As for symptoms, strep throat can lead to red and swollen tonsils, among various other offshoot symptoms, like painful swallowing, throat pain, and headaches. It's best to see a doctor if you experience breathing difficulties for more than 48 hours. Treatment for strep throat often includes antibiotics, like amoxicillin, cefadroxil, and cephalexin, since a bacterial infection causes strep throat, notes Healthline

Infectious mononucleosis

Infectious mononucleosis (mono), also known as the kissing disease, is a viral infection that spreads through saliva droplets, per the Mayo Clinic. You can get infected after kissing someone with the infection or drinking from the same glass. Infectious mononucleosis can cause your tonsils to soften and become swollen. Most people with the virus may experience other common symptoms, including fever, headaches, and fatigue. However, these symptoms may not show until about four to six weeks after exposure to the virus.
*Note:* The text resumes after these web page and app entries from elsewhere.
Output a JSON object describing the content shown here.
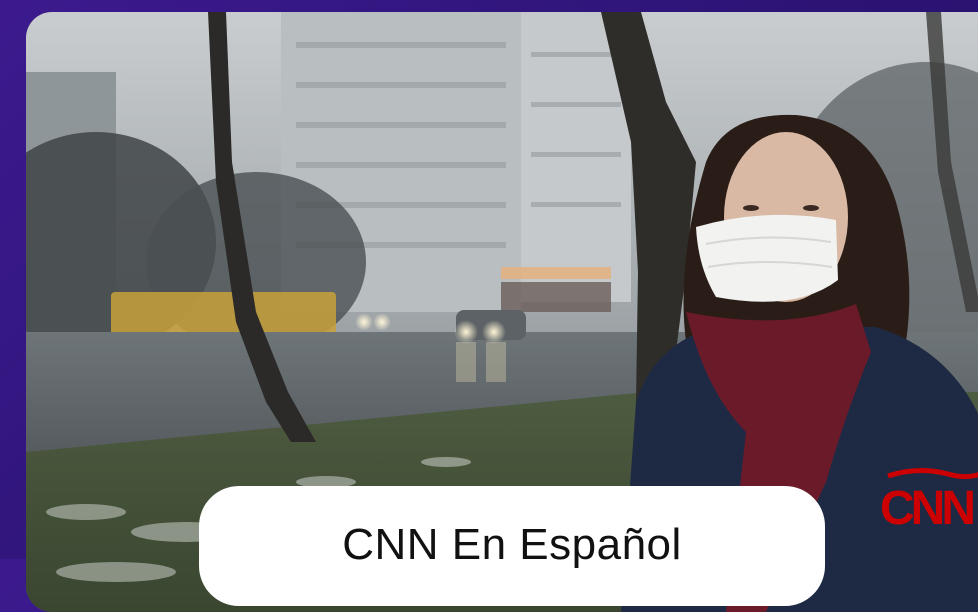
{
  "caption": {
    "text": "CNN En Español"
  },
  "logo": {
    "text": "CNN",
    "color": "#cc0000"
  },
  "colors": {
    "background": "#2c1476",
    "scarf": "#6b1a2a",
    "coat": "#1e2a44",
    "mask": "#f2f2f0"
  }
}
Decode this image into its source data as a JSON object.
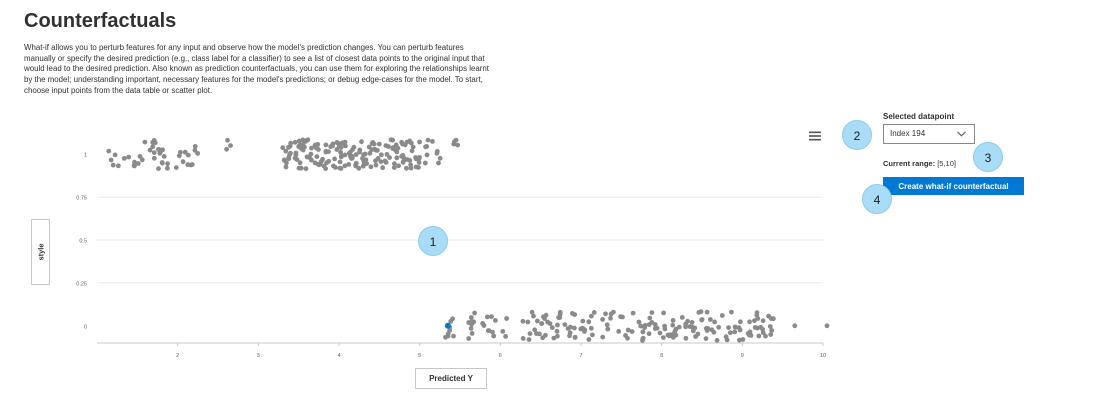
{
  "page": {
    "title": "Counterfactuals",
    "description": "What-if allows you to perturb features for any input and observe how the model's prediction changes. You can perturb features manually or specify the desired prediction (e.g., class label for a classifier) to see a list of closest data points to the original input that would lead to the desired prediction. Also known as prediction counterfactuals, you can use them for exploring the relationships learnt by the model; understanding important, necessary features for the model's predictions; or debug edge-cases for the model. To start, choose input points from the data table or scatter plot."
  },
  "panel": {
    "selected_label": "Selected datapoint",
    "selected_value": "Index 194",
    "range_label": "Current range:",
    "range_value": "[5,10]",
    "create_button": "Create what-if counterfactual"
  },
  "chart": {
    "x_axis_button": "Predicted Y",
    "y_axis_button": "style",
    "menu_icon": "hamburger-menu-icon"
  },
  "chart_data": {
    "type": "scatter",
    "xlabel": "Predicted Y",
    "ylabel": "style",
    "xlim": [
      1,
      10
    ],
    "ylim": [
      -0.1,
      1.1
    ],
    "x_ticks": [
      "2",
      "3",
      "4",
      "5",
      "6",
      "7",
      "8",
      "9",
      "10"
    ],
    "y_ticks": [
      "0",
      "0.25",
      "0.5",
      "0.75",
      "1"
    ],
    "grid": "horizontal",
    "point_color": "#8a8a8a",
    "selected_color": "#0078d4",
    "selected_point": {
      "x": 5.35,
      "y": 0
    },
    "series": [
      {
        "clusters": [
          {
            "y": 1,
            "x_min": 1.05,
            "x_max": 2.25,
            "count": 45
          },
          {
            "y": 1,
            "x_min": 2.5,
            "x_max": 2.85,
            "count": 3
          },
          {
            "y": 1,
            "x_min": 3.3,
            "x_max": 5.0,
            "count": 170
          },
          {
            "y": 1,
            "x_min": 5.05,
            "x_max": 5.5,
            "count": 14
          },
          {
            "y": 0,
            "x_min": 5.3,
            "x_max": 5.45,
            "count": 8
          },
          {
            "y": 0,
            "x_min": 5.6,
            "x_max": 9.4,
            "count": 185
          }
        ],
        "outliers": [
          {
            "x": 9.65,
            "y": 0
          },
          {
            "x": 10.05,
            "y": 0
          }
        ]
      }
    ]
  },
  "badges": [
    "1",
    "2",
    "3",
    "4"
  ]
}
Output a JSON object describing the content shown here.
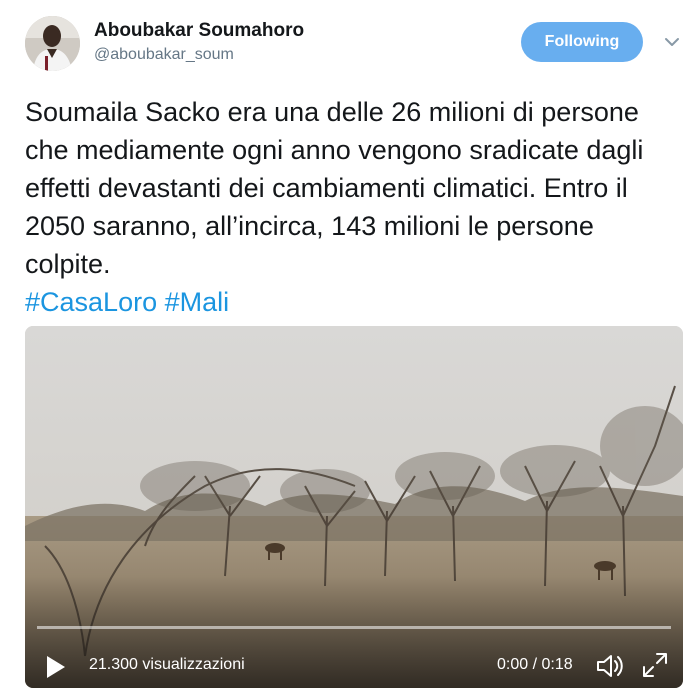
{
  "user": {
    "display_name": "Aboubakar Soumahoro",
    "handle": "@aboubakar_soum"
  },
  "follow_button": {
    "label": "Following"
  },
  "tweet": {
    "text": "Soumaila Sacko era una delle 26 milioni di persone che mediamente ogni anno vengono sradicate dagli effetti devastanti dei cambiamenti climatici. Entro il 2050 saranno, all’incirca, 143 milioni le persone colpite.",
    "hashtags": [
      "#CasaLoro",
      "#Mali"
    ]
  },
  "video": {
    "views": "21.300 visualizzazioni",
    "time": "0:00 / 0:18",
    "progress": 0
  },
  "colors": {
    "accent": "#68aeef",
    "hashtag": "#1b95e0",
    "text": "#14171a",
    "secondary": "#657786"
  },
  "icons": {
    "avatar": "user-photo",
    "chevron": "chevron-down-icon",
    "play": "play-icon",
    "volume": "volume-icon",
    "fullscreen": "fullscreen-icon"
  }
}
In fact, sometimes symptoms can seem to bear a similar resemblance to other health conditions, according to Johns Hopkins Medicine. Therefore, if you are unsure of what's causing the infection, it's best to consult your doctor. They usually diagnose the condition with a physical examination and might look for growths in your tonsils and check if you have a swollen liver or lymph nodes in the front or back of your neck (via Medline Plus).

Since a viral infection causes infectious mononucleosis, there's no specific treatment method, says the Mayo Clinic. On that account, your doctor can advise you to get some rest, eat healthily, and drink lots of fluids.
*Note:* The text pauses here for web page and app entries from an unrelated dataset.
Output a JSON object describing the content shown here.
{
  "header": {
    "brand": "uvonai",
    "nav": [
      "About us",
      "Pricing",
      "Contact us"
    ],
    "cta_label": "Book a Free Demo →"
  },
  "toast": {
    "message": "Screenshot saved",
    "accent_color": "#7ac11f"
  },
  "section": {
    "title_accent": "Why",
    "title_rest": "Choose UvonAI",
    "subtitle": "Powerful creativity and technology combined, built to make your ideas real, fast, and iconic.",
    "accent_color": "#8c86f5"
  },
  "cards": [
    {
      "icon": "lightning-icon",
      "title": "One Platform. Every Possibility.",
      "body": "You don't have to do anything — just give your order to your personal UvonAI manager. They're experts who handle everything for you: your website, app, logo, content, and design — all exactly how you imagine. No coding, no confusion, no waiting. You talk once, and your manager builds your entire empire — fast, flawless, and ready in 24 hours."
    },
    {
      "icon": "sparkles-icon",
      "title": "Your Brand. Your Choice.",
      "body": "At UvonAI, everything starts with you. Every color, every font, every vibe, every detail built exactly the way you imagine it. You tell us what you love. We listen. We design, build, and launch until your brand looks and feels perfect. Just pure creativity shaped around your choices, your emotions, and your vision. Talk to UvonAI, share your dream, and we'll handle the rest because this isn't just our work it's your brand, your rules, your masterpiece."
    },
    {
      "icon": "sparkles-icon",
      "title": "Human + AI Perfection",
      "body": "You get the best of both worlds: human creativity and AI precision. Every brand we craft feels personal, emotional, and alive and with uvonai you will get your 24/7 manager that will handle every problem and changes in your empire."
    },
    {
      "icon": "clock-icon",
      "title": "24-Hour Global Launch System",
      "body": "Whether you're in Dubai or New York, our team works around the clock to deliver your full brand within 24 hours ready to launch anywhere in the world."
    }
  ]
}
Tonsil cancer

Cancer can spread anywhere in the body, and your tonsils aren't an exemption. Tonsil cancer happens when healthy cells in the tonsils develop changes causing the cells to grow abnormally (via Mayo Clinic). The exact cause of tonsil cancer is unclear, but new scientific breakthroughs show a connection with human papillomavirus (HPV). This sexually transmitted infection has been detected in many cases of tonsil cancer. However, you might also be susceptible to tonsil cancer if you smoke tobacco or abuse alcohol.

Tonsil cancer can occur even if your tonsils are removed, since some tonsil tissues remain after surgery, according to Medical News Today. Keep in mind, tonsil cancers are mostly squamous cell carcinomas, while others are lymphomas.
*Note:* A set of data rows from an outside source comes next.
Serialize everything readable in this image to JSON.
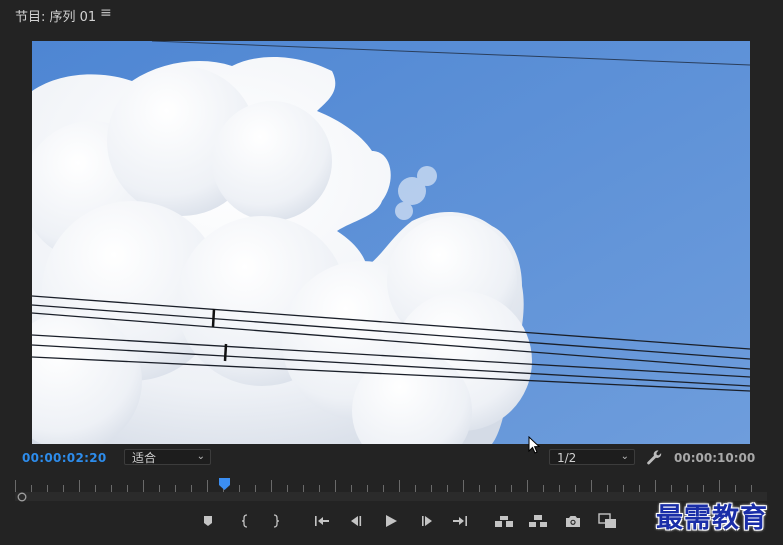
{
  "panel": {
    "title": "节目: 序列 01",
    "menu_icon": "hamburger-menu-icon"
  },
  "monitor": {
    "current_timecode": "00:00:02:20",
    "zoom_value": "适合",
    "resolution_value": "1/2",
    "duration_timecode": "00:00:10:00",
    "settings_icon": "wrench-icon"
  },
  "timeline": {
    "playhead_position_fraction": 0.278
  },
  "transport": {
    "buttons": [
      {
        "name": "add-marker-button",
        "icon": "marker-icon"
      },
      {
        "name": "mark-in-button",
        "icon": "mark-in-icon"
      },
      {
        "name": "mark-out-button",
        "icon": "mark-out-icon"
      },
      {
        "name": "go-to-in-button",
        "icon": "go-to-in-icon"
      },
      {
        "name": "step-back-button",
        "icon": "step-back-icon"
      },
      {
        "name": "play-button",
        "icon": "play-icon"
      },
      {
        "name": "step-forward-button",
        "icon": "step-forward-icon"
      },
      {
        "name": "go-to-out-button",
        "icon": "go-to-out-icon"
      },
      {
        "name": "lift-button",
        "icon": "lift-icon"
      },
      {
        "name": "extract-button",
        "icon": "extract-icon"
      },
      {
        "name": "export-frame-button",
        "icon": "camera-icon"
      },
      {
        "name": "comparison-view-button",
        "icon": "comparison-view-icon"
      }
    ]
  },
  "colors": {
    "accent": "#2d8ceb",
    "panel_bg": "#232323",
    "sky": "#5c8fd6"
  },
  "watermark": {
    "text": "最需教育"
  }
}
One way to know if you have tonsil cancer is to see if one tonsil is larger than the other, according to the Cleveland Clinic. You might also feel as if something is stuck in your throat. Nevertheless, the condition can cause pain in your mouth, throat, and ears. Symptoms may not be obvious since they differ from one person to another. But if you already have enlarged tonsils, other common symptoms linked to tonsil cancer may include bad breath and difficulty swallowing or speaking.